The political whiplash continues over the issue of wolves in the West.
Last week, a federal judge ruled that the grey wolf, Canis lupus, should go back on the endangered species list in Montana and Idaho, sparking howls of outrage from hunters, ranchers and states’ rights advocates.
The ruling overturned Interior Secretary Ken Salazar’s decision to keep the grey wolf off the list in 2009.
A few days ago, U.S. District Court Judge Donald Molloy said that the the Act required endangered species like the Northern Rockies gray wolf to be treated as a whole population, rather than on a state-by-state basis.
In other words, if it’s listed as endangered in Wyoming, it should be listed that way in Montana and Idaho too, Molloy wrote.

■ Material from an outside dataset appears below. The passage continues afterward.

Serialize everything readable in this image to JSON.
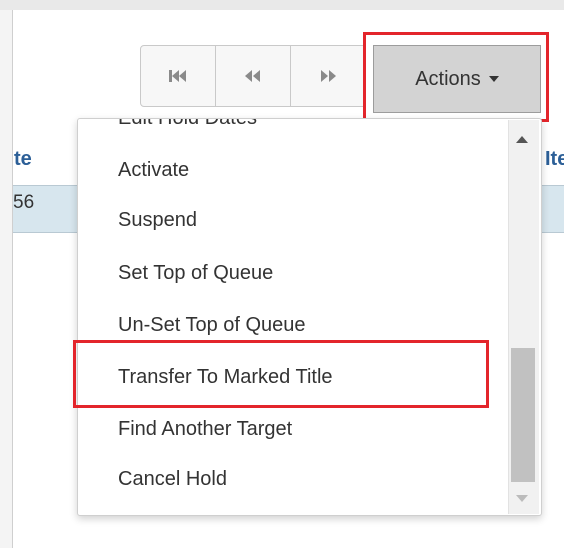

The judge’s move sides with Defenders of Wildlife and other organizations that had sued to put federal protections back in place after the grey wolf was originally delisted in Idaho and Montana in 2007.
Wolf supporters say the ruling more accurately reflects the spirit of the Endangered Species Act, and that the current Rocky Mountain population of more than 1,700 wolves is not enough to ensure the long-term genetic health of the population.
Groups like Defenders of Wildlife are advocating for somewhere between 2,000 and 5,000 animals in the region.